→ **Task item**
Find each line in the records below that contains the word "JSON", and copy it out.
------
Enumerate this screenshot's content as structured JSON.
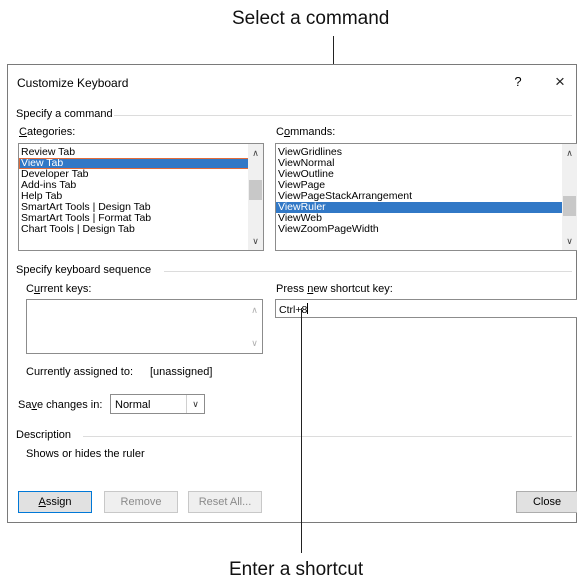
{
  "callouts": {
    "top": "Select a command",
    "bottom": "Enter a shortcut"
  },
  "dialog": {
    "title": "Customize Keyboard",
    "help": "?",
    "close_icon": "×"
  },
  "command_group": {
    "label": "Specify a command",
    "categories_label_key": "C",
    "categories_label_rest": "ategories:",
    "commands_label_pre": "C",
    "commands_label_key": "o",
    "commands_label_rest": "mmands:",
    "categories": [
      "Review Tab",
      "View Tab",
      "Developer Tab",
      "Add-ins Tab",
      "Help Tab",
      "SmartArt Tools | Design Tab",
      "SmartArt Tools | Format Tab",
      "Chart Tools | Design Tab"
    ],
    "categories_selected_index": 1,
    "commands": [
      "ViewGridlines",
      "ViewNormal",
      "ViewOutline",
      "ViewPage",
      "ViewPageStackArrangement",
      "ViewRuler",
      "ViewWeb",
      "ViewZoomPageWidth"
    ],
    "commands_selected_index": 5
  },
  "keyboard_group": {
    "label": "Specify keyboard sequence",
    "current_keys_label_pre": "C",
    "current_keys_label_key": "u",
    "current_keys_label_rest": "rrent keys:",
    "new_key_label_pre": "Press ",
    "new_key_label_key": "n",
    "new_key_label_rest": "ew shortcut key:",
    "new_key_value": "Ctrl+8",
    "assigned_label": "Currently assigned to:",
    "assigned_value": "[unassigned]"
  },
  "save": {
    "label_pre": "Sa",
    "label_key": "v",
    "label_rest": "e changes in:",
    "value": "Normal"
  },
  "description": {
    "label": "Description",
    "text": "Shows or hides the ruler"
  },
  "buttons": {
    "assign_key": "A",
    "assign_rest": "ssign",
    "remove": "Remove",
    "reset_all": "Reset All...",
    "close": "Close"
  },
  "icons": {
    "scroll_up": "▲",
    "scroll_down": "▼",
    "dropdown": "chevron-down-icon"
  }
}
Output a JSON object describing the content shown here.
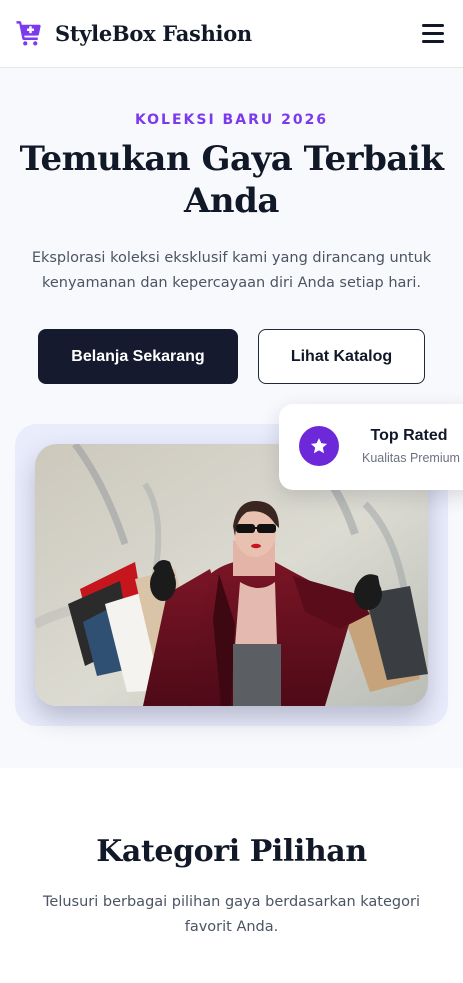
{
  "nav": {
    "brand_name": "StyleBox Fashion",
    "brand_icon": "shopping-cart-add-icon",
    "menu_icon": "hamburger-menu-icon"
  },
  "hero": {
    "eyebrow": "KOLEKSI BARU 2026",
    "title": "Temukan Gaya Terbaik Anda",
    "description": "Eksplorasi koleksi eksklusif kami yang dirancang untuk kenyamanan dan kepercayaan diri Anda setiap hari.",
    "primary_button": "Belanja Sekarang",
    "secondary_button": "Lihat Katalog",
    "image_alt": "Woman in burgundy coat holding shopping bags"
  },
  "rating_card": {
    "icon": "star-icon",
    "title": "Top Rated",
    "subtitle": "Kualitas Premium"
  },
  "categories": {
    "title": "Kategori Pilihan",
    "description": "Telusuri berbagai pilihan gaya berdasarkan kategori favorit Anda."
  },
  "colors": {
    "accent": "#7c3aed",
    "badge": "#6d28d9",
    "primary_button_bg": "#151a2e",
    "hero_bg": "#f8f9fd",
    "image_panel_bg": "#e8ecfb",
    "text_dark": "#111827",
    "text_muted": "#4b5563"
  }
}
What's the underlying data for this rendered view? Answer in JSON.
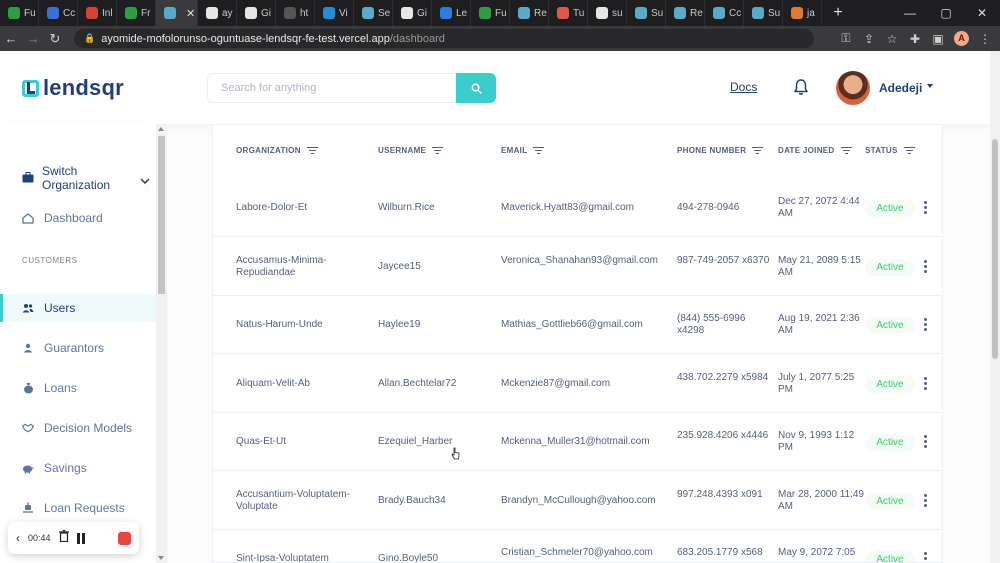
{
  "browser": {
    "tabs": [
      {
        "label": "Fu",
        "color": "#2e9e45"
      },
      {
        "label": "Cc",
        "color": "#3b6fd6"
      },
      {
        "label": "Inl",
        "color": "#d64035"
      },
      {
        "label": "Fr",
        "color": "#2e9e45"
      },
      {
        "label": "",
        "color": "#5aa9c9",
        "active": true
      },
      {
        "label": "ay",
        "color": "#e6e6e6"
      },
      {
        "label": "Gi",
        "color": "#e6e6e6"
      },
      {
        "label": "ht",
        "color": "#555555"
      },
      {
        "label": "Vi",
        "color": "#1f8fd8"
      },
      {
        "label": "Se",
        "color": "#5aa9c9"
      },
      {
        "label": "Gi",
        "color": "#e6e6e6"
      },
      {
        "label": "Le",
        "color": "#2b7de0"
      },
      {
        "label": "Fu",
        "color": "#2e9e45"
      },
      {
        "label": "Re",
        "color": "#5aa9c9"
      },
      {
        "label": "Tu",
        "color": "#e0574a"
      },
      {
        "label": "su",
        "color": "#e6e6e6"
      },
      {
        "label": "Su",
        "color": "#5aa9c9"
      },
      {
        "label": "Re",
        "color": "#5aa9c9"
      },
      {
        "label": "Cc",
        "color": "#5aa9c9"
      },
      {
        "label": "Su",
        "color": "#5aa9c9"
      },
      {
        "label": "ja",
        "color": "#e07a2e"
      }
    ],
    "url_host": "ayomide-mofolorunso-oguntuase-lendsqr-fe-test.vercel.app",
    "url_path": "/dashboard",
    "profile_initial": "A"
  },
  "header": {
    "logo_text": "lendsqr",
    "search_placeholder": "Search for anything",
    "docs_label": "Docs",
    "user_name": "Adedeji"
  },
  "sidebar": {
    "switch_org_label": "Switch Organization",
    "dashboard_label": "Dashboard",
    "section_customers": "CUSTOMERS",
    "items": [
      {
        "label": "Users",
        "icon": "users-icon",
        "active": true
      },
      {
        "label": "Guarantors",
        "icon": "guarantors-icon"
      },
      {
        "label": "Loans",
        "icon": "loans-icon"
      },
      {
        "label": "Decision Models",
        "icon": "handshake-icon"
      },
      {
        "label": "Savings",
        "icon": "piggy-bank-icon"
      },
      {
        "label": "Loan Requests",
        "icon": "loan-request-icon"
      }
    ]
  },
  "recorder": {
    "time": "00:44"
  },
  "table": {
    "headers": [
      "ORGANIZATION",
      "USERNAME",
      "EMAIL",
      "PHONE NUMBER",
      "DATE JOINED",
      "STATUS"
    ],
    "rows": [
      {
        "org": "Labore-Dolor-Et",
        "username": "Wilburn.Rice",
        "email": "Maverick.Hyatt83@gmail.com",
        "phone": "494-278-0946",
        "date": "Dec 27, 2072 4:44 AM",
        "status": "Active"
      },
      {
        "org": "Accusamus-Minima-Repudiandae",
        "username": "Jaycee15",
        "email": "Veronica_Shanahan93@gmail.com",
        "phone": "987-749-2057 x6370",
        "date": "May 21, 2089 5:15 AM",
        "status": "Active"
      },
      {
        "org": "Natus-Harum-Unde",
        "username": "Haylee19",
        "email": "Mathias_Gottlieb66@gmail.com",
        "phone": "(844) 555-6996 x4298",
        "date": "Aug 19, 2021 2:36 AM",
        "status": "Active"
      },
      {
        "org": "Aliquam-Velit-Ab",
        "username": "Allan.Bechtelar72",
        "email": "Mckenzie87@gmail.com",
        "phone": "438.702.2279 x5984",
        "date": "July 1, 2077 5:25 PM",
        "status": "Active"
      },
      {
        "org": "Quas-Et-Ut",
        "username": "Ezequiel_Harber",
        "email": "Mckenna_Muller31@hotmail.com",
        "phone": "235.928.4206 x4446",
        "date": "Nov 9, 1993 1:12 PM",
        "status": "Active"
      },
      {
        "org": "Accusantium-Voluptatem-Voluptate",
        "username": "Brady.Bauch34",
        "email": "Brandyn_McCullough@yahoo.com",
        "phone": "997.248.4393 x091",
        "date": "Mar 28, 2000 11:49 AM",
        "status": "Active"
      },
      {
        "org": "Sint-Ipsa-Voluptatem",
        "username": "Gino.Boyle50",
        "email": "Cristian_Schmeler70@yahoo.com",
        "phone": "683.205.1779 x568",
        "date": "May 9, 2072 7:05",
        "status": "Active"
      }
    ]
  },
  "colors": {
    "primary": "#213f7d",
    "accent": "#39cdcc",
    "active_status": "#39cd62"
  }
}
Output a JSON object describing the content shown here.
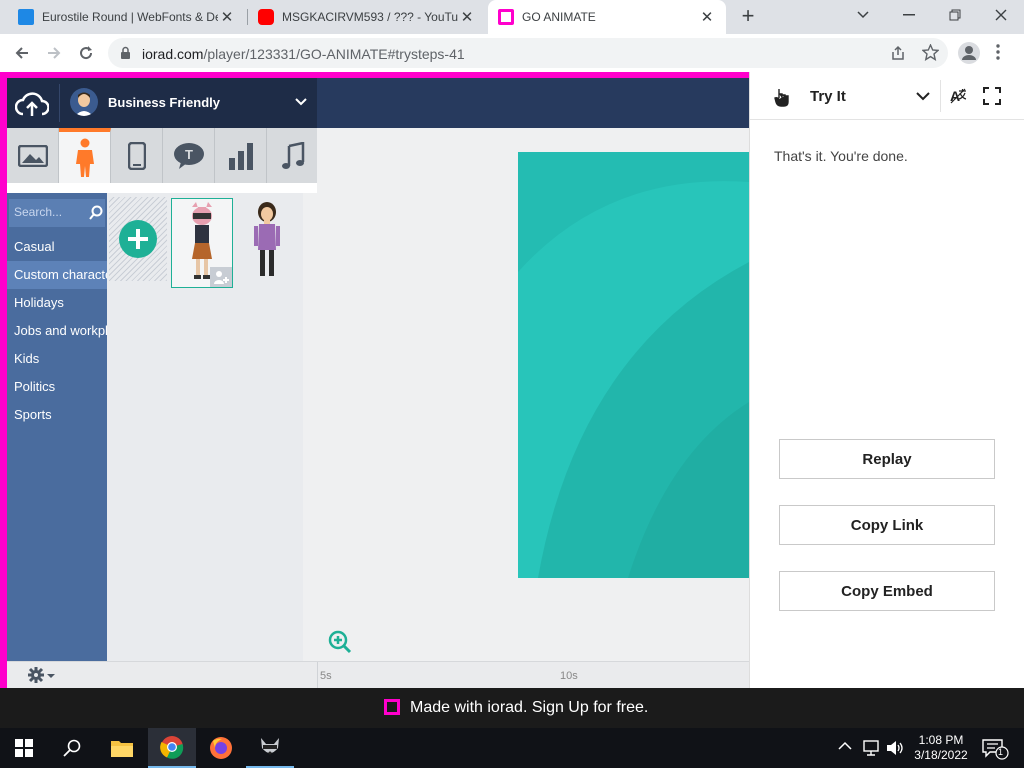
{
  "browser": {
    "tabs": [
      {
        "title": "Eurostile Round | WebFonts & De",
        "favicon_color": "#1e88e5"
      },
      {
        "title": "MSGKACIRVM593 / ??? - YouTub",
        "favicon_color": "#ff0000"
      },
      {
        "title": "GO ANIMATE",
        "favicon_color": "#ff00cc"
      }
    ],
    "url_host": "iorad.com",
    "url_path": "/player/123331/GO-ANIMATE#trysteps-41"
  },
  "goanimate": {
    "theme_name": "Business Friendly",
    "search_placeholder": "Search...",
    "categories": [
      "Casual",
      "Custom characters",
      "Holidays",
      "Jobs and workplace",
      "Kids",
      "Politics",
      "Sports"
    ],
    "timeline_marks": [
      "5s",
      "10s"
    ],
    "stage_color": "#24bcb2"
  },
  "panel": {
    "mode": "Try It",
    "message": "That's it. You're done.",
    "buttons": [
      "Replay",
      "Copy Link",
      "Copy Embed"
    ]
  },
  "iorad_bar": {
    "text": "Made with iorad. Sign Up for free."
  },
  "taskbar": {
    "time": "1:08 PM",
    "date": "3/18/2022",
    "notification_count": "1"
  }
}
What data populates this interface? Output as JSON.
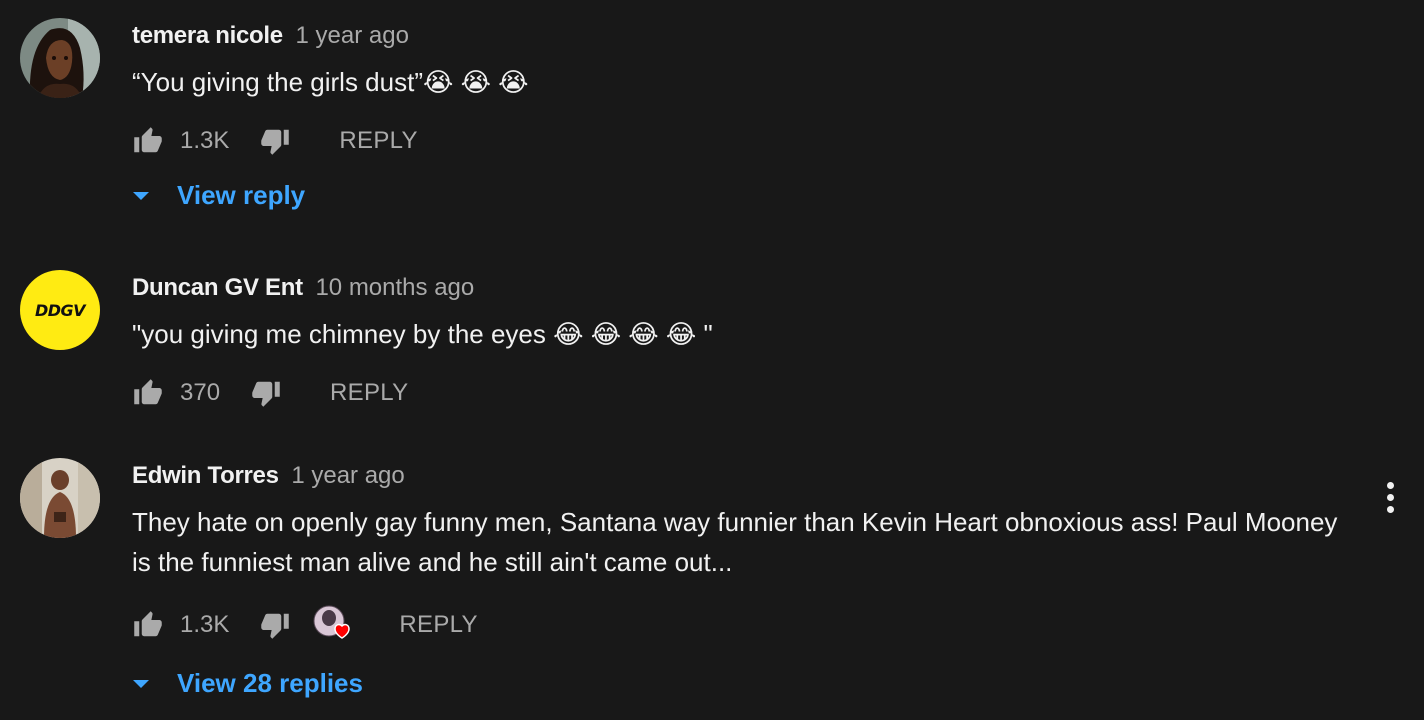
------
→ **Answer for the task**
Enumerate this screenshot's content as structured JSON.
Output a JSON object describing the content shown here.
What's the underlying data for this rendered view? Answer in JSON.
Output a JSON object describing the content shown here.
What data populates this interface? Output as JSON.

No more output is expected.